The pros? Well, the graphics and animation for one are very much on par in terms of quality with “The Curse of Monkey Island.” I especially liked how the big fat alien boss has a little wheel on the front of his belt so he can flop over onto his gut and paddle himself around the ship. There’s some sometimes brilliant puzzles that use the flow of time to your advantage. And whenever you pass a test, but fail another, Wilbur (in Speedy Gonzales fashion) will automatically resolve all the puzzles you needed to continue with the game.
The cons? You know that awesome premise? It’s not as awesome once you find yourself rewatching the same unskippable cut-scenes and having the same unskippable conversations over and over and over again. Not to mention the difficulty of the game sky-rockets almost instantly, mixing time-based puzzles with pixel-hunting and red herrings. Then there’s the question of the horrible voice acting – why does Wilbur look like a Michael J. Fox, but sound like a Jerry Lewis?
What really drove me crazy was how none of the great puzzle solutions I came up with were even feasible to try out. At one point, an alien eats Wilbur’s aunt – so I figured when they send me back in time, I can go warn her to get out of the house. Instead, Wilbur just yells at her about the phone bill again and doesn’t even care that she’s about to die in a couple hours. I checked every walkthrough – the game does not allow me to try and save her at all. Why would a game that’s all about changing the future not allow me to save someone’s life? Obviously the game designers wanted her dead.
All in all, “Orion Burger” is still a pretty noteworthy addition to the underrated adventure game library.

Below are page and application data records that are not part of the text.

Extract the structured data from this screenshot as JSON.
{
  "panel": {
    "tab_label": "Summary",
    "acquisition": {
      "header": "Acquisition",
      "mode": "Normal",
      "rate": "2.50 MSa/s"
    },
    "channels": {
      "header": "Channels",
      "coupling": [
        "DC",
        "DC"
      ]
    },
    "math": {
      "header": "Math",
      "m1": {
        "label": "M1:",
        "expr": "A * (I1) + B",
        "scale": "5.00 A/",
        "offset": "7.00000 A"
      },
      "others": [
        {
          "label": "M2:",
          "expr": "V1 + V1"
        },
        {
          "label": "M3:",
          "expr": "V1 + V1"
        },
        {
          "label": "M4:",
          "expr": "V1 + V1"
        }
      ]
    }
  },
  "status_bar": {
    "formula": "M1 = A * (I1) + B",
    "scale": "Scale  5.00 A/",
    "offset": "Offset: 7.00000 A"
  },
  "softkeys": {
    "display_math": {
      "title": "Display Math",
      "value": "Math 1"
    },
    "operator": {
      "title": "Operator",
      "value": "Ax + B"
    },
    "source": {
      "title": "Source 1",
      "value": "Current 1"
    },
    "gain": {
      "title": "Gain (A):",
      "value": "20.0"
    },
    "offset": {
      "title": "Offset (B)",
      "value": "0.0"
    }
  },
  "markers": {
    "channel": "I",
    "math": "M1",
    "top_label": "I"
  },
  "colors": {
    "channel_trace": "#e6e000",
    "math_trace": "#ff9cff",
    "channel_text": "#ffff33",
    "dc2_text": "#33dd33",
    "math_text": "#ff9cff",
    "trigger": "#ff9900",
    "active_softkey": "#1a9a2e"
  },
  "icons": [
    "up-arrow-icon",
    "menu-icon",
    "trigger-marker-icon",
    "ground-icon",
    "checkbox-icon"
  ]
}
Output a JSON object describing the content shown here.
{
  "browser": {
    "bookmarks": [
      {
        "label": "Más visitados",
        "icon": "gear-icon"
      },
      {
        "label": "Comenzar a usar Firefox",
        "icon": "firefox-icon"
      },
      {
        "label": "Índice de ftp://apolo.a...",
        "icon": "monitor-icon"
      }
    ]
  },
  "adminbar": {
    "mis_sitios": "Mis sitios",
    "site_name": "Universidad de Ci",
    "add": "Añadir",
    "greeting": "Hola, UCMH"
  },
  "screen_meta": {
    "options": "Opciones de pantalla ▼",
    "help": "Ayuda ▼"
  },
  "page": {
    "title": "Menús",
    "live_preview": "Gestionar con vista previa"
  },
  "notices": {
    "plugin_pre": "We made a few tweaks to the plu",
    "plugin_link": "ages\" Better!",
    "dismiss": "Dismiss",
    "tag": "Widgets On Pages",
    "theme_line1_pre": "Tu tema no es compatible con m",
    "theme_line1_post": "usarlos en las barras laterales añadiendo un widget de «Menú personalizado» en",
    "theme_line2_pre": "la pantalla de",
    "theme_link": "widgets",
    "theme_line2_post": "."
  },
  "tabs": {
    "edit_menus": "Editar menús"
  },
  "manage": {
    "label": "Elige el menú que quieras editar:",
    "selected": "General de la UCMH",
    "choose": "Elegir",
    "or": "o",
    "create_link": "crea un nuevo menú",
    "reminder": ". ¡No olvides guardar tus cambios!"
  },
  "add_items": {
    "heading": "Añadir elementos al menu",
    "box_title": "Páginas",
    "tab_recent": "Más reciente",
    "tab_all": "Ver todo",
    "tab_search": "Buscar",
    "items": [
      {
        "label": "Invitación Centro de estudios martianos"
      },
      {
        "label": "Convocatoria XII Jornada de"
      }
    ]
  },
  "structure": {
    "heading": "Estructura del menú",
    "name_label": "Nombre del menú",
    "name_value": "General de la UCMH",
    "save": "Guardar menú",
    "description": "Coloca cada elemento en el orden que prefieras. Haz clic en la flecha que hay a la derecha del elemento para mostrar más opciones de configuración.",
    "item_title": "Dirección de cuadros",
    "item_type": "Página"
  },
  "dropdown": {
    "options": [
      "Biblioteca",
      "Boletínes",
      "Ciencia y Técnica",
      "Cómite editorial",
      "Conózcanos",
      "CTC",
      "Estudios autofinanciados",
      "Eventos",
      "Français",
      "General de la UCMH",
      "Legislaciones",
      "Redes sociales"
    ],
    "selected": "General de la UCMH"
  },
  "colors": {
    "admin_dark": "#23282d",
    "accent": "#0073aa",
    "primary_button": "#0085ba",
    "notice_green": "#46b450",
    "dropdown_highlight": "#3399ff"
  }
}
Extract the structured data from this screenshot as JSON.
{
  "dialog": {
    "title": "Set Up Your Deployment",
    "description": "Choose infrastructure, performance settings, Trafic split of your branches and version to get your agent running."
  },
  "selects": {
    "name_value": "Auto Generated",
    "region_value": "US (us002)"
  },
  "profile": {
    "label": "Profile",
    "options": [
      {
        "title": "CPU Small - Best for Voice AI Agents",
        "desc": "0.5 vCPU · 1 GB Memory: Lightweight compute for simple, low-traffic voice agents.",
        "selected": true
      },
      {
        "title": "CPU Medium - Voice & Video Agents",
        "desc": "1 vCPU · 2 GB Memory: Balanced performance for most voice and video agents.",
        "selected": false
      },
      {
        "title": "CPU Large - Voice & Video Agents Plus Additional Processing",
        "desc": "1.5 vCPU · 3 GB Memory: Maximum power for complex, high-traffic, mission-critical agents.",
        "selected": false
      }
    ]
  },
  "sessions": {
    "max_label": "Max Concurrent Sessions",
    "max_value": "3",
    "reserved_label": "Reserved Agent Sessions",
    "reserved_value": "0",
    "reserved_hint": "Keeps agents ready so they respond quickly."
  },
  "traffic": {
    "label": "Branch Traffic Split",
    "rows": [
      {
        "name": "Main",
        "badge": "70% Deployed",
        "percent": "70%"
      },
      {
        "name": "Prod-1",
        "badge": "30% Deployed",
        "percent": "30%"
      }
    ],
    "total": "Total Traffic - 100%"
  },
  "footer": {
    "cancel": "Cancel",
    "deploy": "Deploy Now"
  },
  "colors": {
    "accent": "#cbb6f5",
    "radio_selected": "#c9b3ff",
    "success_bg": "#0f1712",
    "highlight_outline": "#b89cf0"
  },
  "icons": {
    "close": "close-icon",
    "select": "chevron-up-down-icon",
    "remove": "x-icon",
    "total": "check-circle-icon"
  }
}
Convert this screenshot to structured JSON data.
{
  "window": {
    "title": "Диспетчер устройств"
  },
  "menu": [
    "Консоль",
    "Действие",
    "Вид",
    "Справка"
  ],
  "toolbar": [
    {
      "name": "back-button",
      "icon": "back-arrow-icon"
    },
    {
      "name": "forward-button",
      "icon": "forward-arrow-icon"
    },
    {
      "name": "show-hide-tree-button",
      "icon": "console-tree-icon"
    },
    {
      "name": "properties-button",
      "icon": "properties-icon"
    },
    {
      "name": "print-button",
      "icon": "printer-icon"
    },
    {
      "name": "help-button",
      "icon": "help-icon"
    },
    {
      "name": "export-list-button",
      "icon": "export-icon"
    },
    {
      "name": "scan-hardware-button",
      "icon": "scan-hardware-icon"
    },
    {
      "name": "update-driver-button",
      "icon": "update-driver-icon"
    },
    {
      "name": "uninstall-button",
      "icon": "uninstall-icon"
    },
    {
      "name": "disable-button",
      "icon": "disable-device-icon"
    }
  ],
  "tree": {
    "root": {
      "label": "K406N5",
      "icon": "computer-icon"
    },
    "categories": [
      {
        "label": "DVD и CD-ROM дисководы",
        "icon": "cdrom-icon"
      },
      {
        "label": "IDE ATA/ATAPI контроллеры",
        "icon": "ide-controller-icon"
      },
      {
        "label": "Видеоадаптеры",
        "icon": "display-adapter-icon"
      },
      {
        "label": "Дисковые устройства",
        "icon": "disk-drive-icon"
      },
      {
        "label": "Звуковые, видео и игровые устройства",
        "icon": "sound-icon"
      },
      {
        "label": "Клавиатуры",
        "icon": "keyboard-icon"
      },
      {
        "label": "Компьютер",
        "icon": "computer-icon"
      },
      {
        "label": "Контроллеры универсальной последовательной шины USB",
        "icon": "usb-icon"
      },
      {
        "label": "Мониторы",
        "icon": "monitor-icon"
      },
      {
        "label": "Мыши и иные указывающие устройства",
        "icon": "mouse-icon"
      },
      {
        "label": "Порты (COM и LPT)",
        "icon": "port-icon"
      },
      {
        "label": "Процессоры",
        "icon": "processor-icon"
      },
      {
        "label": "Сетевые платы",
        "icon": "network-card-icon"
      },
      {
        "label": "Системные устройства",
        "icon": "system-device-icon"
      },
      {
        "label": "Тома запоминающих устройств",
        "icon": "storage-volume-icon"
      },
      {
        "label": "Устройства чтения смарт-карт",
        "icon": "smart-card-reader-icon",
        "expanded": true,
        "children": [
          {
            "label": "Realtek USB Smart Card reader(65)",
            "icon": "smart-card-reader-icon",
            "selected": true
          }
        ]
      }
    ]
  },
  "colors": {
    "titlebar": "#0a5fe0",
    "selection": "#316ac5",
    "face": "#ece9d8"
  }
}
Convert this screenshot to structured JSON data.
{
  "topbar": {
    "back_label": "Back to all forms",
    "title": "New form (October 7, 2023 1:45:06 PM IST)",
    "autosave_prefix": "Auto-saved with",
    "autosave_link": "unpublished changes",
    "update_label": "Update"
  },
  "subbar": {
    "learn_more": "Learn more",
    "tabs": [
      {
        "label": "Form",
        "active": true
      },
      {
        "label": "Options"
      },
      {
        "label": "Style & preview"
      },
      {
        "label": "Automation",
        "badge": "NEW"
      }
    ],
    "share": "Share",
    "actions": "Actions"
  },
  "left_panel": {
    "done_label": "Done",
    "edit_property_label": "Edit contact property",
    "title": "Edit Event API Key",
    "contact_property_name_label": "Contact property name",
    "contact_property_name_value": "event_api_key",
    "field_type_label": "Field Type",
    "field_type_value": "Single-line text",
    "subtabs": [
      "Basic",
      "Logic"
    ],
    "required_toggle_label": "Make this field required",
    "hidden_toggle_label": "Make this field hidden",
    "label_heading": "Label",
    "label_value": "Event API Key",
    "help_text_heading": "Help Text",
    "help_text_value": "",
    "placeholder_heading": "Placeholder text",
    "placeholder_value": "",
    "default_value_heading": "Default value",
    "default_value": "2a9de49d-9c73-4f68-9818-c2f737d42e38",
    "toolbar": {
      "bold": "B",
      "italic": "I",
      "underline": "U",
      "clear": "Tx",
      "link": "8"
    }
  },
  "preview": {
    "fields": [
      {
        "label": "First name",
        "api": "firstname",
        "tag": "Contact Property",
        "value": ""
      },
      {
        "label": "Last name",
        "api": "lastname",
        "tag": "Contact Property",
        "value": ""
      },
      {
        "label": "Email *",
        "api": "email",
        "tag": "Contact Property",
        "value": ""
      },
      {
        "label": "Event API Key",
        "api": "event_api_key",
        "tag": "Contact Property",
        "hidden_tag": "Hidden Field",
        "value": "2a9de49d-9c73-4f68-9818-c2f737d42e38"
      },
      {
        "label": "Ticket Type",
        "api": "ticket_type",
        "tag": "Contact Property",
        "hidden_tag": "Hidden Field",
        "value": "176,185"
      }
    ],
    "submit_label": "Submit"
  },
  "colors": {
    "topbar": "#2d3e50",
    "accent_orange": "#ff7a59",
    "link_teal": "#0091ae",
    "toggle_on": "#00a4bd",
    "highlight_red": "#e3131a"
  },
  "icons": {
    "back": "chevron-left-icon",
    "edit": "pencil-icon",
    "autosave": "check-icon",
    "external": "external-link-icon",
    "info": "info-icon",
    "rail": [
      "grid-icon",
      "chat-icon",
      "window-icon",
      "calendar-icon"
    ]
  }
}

But it’s one of those shorter full-length games that’s more fun with a walkthrough, lest you want to keep your sanity.
July 20 2009 10:53 am | Video Games